Every morning for almost 20 years, Fazilat Usvalieva, a 56-year-old housekeeper from the village of Gulistan in Uzbekistan’s Fergana region, would take a jerrycan and walk five kilometres to the nearest well to collect water.
Ten litres of water for just half a day: to drink, cook and wash, as well as provide water for her livestock.
A former nurse, Fazilat is the only breadwinner for her family, relying on her modest retirement wage and occasional seasonal farming. She supports her unemployed daughter, daughter's husband and their three children. Fazilat’s own husband is often abroad looking for job opportunities.
Fazilat's story is not uncommon here. With one out of five men now living and working abroad, many women here are sole breadwinners. The burden of carrying water merely adds to the myriad responsibilities they already juggle.
With its 4,500 inhabitants, Gulistan is just 20 kilometres from the region’s main city of Fergana, but worlds away in terms of infrastructure.
Like many other villages in Uzbekistan, it has a school, kindergarten and rural health clinic, but no access to safe drinking water. The infrastructure of the outdated water supply systems was in disrepair.
The lack of clean water affects more than household consumption. At the local school and kindergarten, no running water meant no bathrooms and nowhere for kids to drink or wash their hands. To prepare tea and lunch, teachers had to travel five kilometres to the nearest well every morning, taking their focus away from teaching.
“You can imagine how difficult it is,” one teacher noted. “After walking a couple of kilometres, you start to lose your physical strength and your knees start shaking while you try to balance holding two buckets.”
And how do you teach proper hygiene?
“Imagine instructing kids to wash their hands several times a day and before eating when there is no water,” explains Shakhzoda Djalilova, the kindergarten director.
The clinic wasn’t any better off. Staff also had to travel to wells, and unsafe water means high infection rates among patients.
Over the last 20 years, the municipality has delivered water to residents, schools and the clinic. But the population has almost doubled since 1998, increasing demand for water and a permanent and sustainable solution for accessing it.
Because of its geographical location, Uzbekistan receives 85% of water from neighboring upstream countries, the remainder from small Uzbek water sources. In a country rapidly expanding in both population and economic development, improving the system is of paramount importance.

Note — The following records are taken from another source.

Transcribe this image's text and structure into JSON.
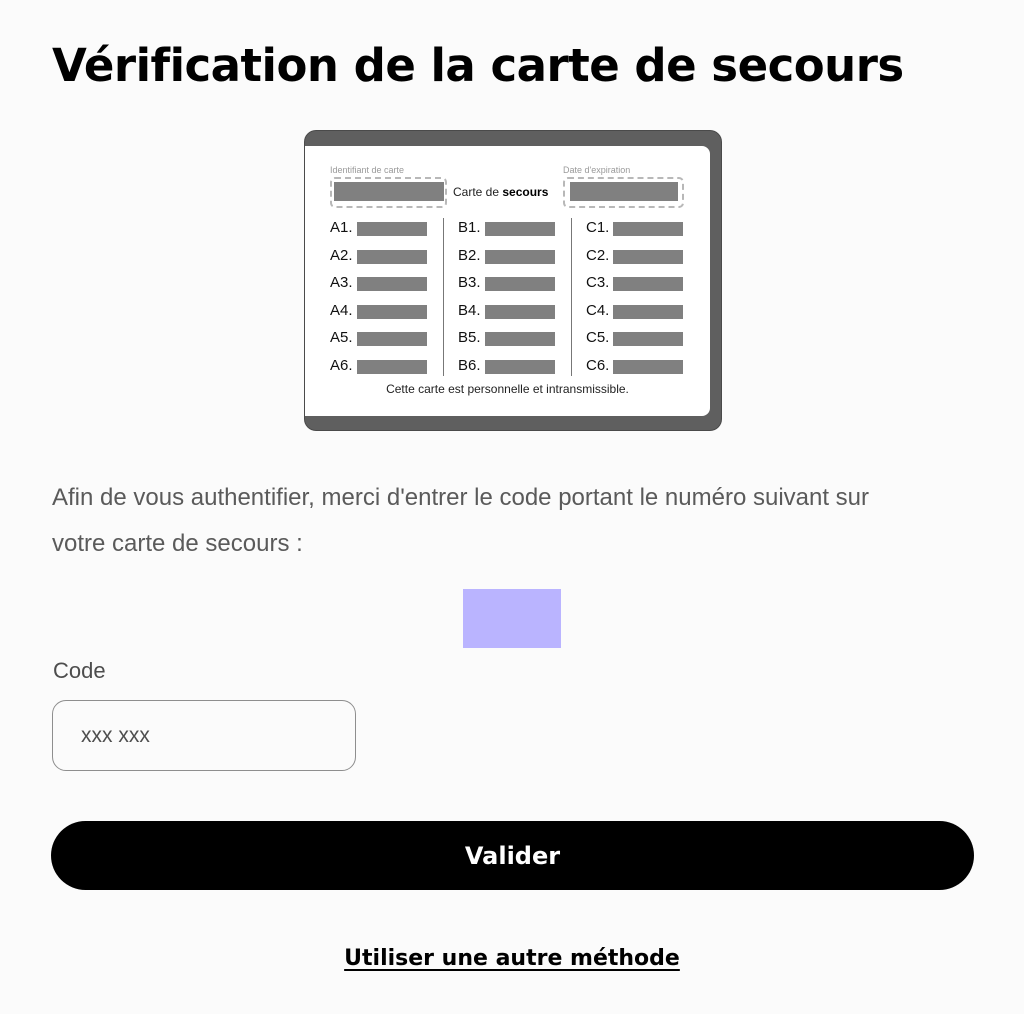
{
  "page": {
    "title": "Vérification de la carte de secours"
  },
  "card": {
    "id_label": "Identifiant de carte",
    "expiry_label": "Date d'expiration",
    "heading_prefix": "Carte de ",
    "heading_bold": "secours",
    "columns": [
      [
        "A1.",
        "A2.",
        "A3.",
        "A4.",
        "A5.",
        "A6."
      ],
      [
        "B1.",
        "B2.",
        "B3.",
        "B4.",
        "B5.",
        "B6."
      ],
      [
        "C1.",
        "C2.",
        "C3.",
        "C4.",
        "C5.",
        "C6."
      ]
    ],
    "footer": "Cette carte est personnelle et intransmissible.",
    "frame_color": "#5f5f5f",
    "redaction_color": "#808080"
  },
  "instructions": "Afin de vous authentifier, merci d'entrer le code portant le numéro suivant sur votre carte de secours :",
  "code_highlight_color": "#bab4ff",
  "form": {
    "code_label": "Code",
    "code_placeholder": "xxx xxx",
    "code_value": "",
    "submit_label": "Valider"
  },
  "alt_method_link": "Utiliser une autre méthode"
}
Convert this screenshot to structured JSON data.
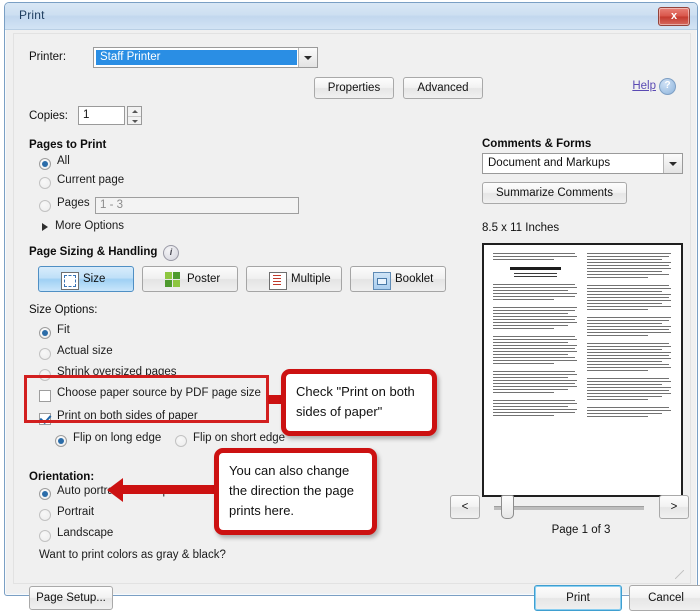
{
  "window": {
    "title": "Print",
    "close_label": "x"
  },
  "printer": {
    "label": "Printer:",
    "value": "Staff Printer",
    "properties_label": "Properties",
    "advanced_label": "Advanced",
    "help_label": "Help",
    "help_icon_glyph": "?"
  },
  "copies": {
    "label": "Copies:",
    "value": "1"
  },
  "pages_to_print": {
    "heading": "Pages to Print",
    "options": [
      {
        "label": "All",
        "selected": true
      },
      {
        "label": "Current page",
        "selected": false
      },
      {
        "label": "Pages",
        "selected": false
      }
    ],
    "pages_range_value": "1 - 3",
    "more_options_label": "More Options"
  },
  "page_sizing": {
    "heading": "Page Sizing & Handling",
    "info_icon_glyph": "i",
    "mode_buttons": [
      {
        "label": "Size",
        "icon": "size-icon",
        "selected": true
      },
      {
        "label": "Poster",
        "icon": "poster-icon",
        "selected": false
      },
      {
        "label": "Multiple",
        "icon": "multiple-icon",
        "selected": false
      },
      {
        "label": "Booklet",
        "icon": "booklet-icon",
        "selected": false
      }
    ],
    "size_options_label": "Size Options:",
    "size_options": [
      {
        "label": "Fit",
        "selected": true
      },
      {
        "label": "Actual size",
        "selected": false
      },
      {
        "label": "Shrink oversized pages",
        "selected": false
      }
    ],
    "choose_paper_source_label": "Choose paper source by PDF page size",
    "choose_paper_source_checked": false,
    "both_sides_label": "Print on both sides of paper",
    "both_sides_checked": true,
    "flip_options": [
      {
        "label": "Flip on long edge",
        "selected": true
      },
      {
        "label": "Flip on short edge",
        "selected": false
      }
    ]
  },
  "orientation": {
    "heading": "Orientation:",
    "options": [
      {
        "label": "Auto portrait/landscape",
        "selected": true
      },
      {
        "label": "Portrait",
        "selected": false
      },
      {
        "label": "Landscape",
        "selected": false
      }
    ],
    "gray_black_link": "Want to print colors as gray & black?"
  },
  "comments_forms": {
    "heading": "Comments & Forms",
    "selected_value": "Document and Markups",
    "summarize_label": "Summarize Comments"
  },
  "preview": {
    "paper_size": "8.5 x 11 Inches",
    "prev_label": "<",
    "next_label": ">",
    "page_indicator": "Page 1 of 3"
  },
  "footer": {
    "page_setup_label": "Page Setup...",
    "print_label": "Print",
    "cancel_label": "Cancel"
  },
  "annotations": [
    {
      "text": "Check \"Print on both sides of paper\""
    },
    {
      "text": "You can also change the direction the page prints here."
    }
  ],
  "colors": {
    "annotation_red": "#cc1111",
    "accent_blue": "#2a8ee4",
    "title_bar": "#cddff1",
    "selected_button": "#9fd0f4"
  }
}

The Government of Uzbekistan has recently adopted a development strategy that aims to enhance the living standard of millions. That effort is creating additional impetus for solving problems like Gulistan’s water crisis. In fact, the village is now a pilot for providing 100 percent municipal coverage, with local inhabitants in the driving seat.
Villagers joined the planning, and many helped construct the brand new potable water network. A newly established local water council has been trained to maintain the system.
“For many years, people kept hoping that one day, water would arrive,” says Abdukhalim Ismoilov, president of the group. “When we started the initial renovation plans, we were not expecting the local community to organize and help us. It took us only half a year to finish construction and fully renovate the water system and water tower.”
For the health clinic and school, the results are impressive. There has been a rapid decrease in infections among patients. The number of children attending kindergarten increased from 165 to 200, with dozens coming from neighbouring villages without water.
“I see our kids smile,” says Shakzoda. “The next step is to teach them how to conserve the precious water.”
Filling up a glass of water from her tap, Fazilat recalls the past as she watches her three grandchildren play.
“What a hard task that was. During the winter, especially when it was dark, I sometimes asked my grandchildren to accompany me, interrupting their homework. Even more difficult was the realization that my grandchildren would also share my “water carrying” destiny, which I inherited from my mother. Now, that’s not a worry anymore.”
Every evening after washing dishes and helping with her grandchildren’s homework, Fazilat reads her favourite book. She never had time or energy for reading, but now can enjoy it.
Neither she, nor anyone in Gulistan, has to carry water anymore.
The successful work in Gulistan is part of a larger initiative funded by the European Union and carried out by UNDP to help Uzbekistan manage water resources in the country’s rural areas by working closely with water users and farm associations and increasing public awareness on rational water use.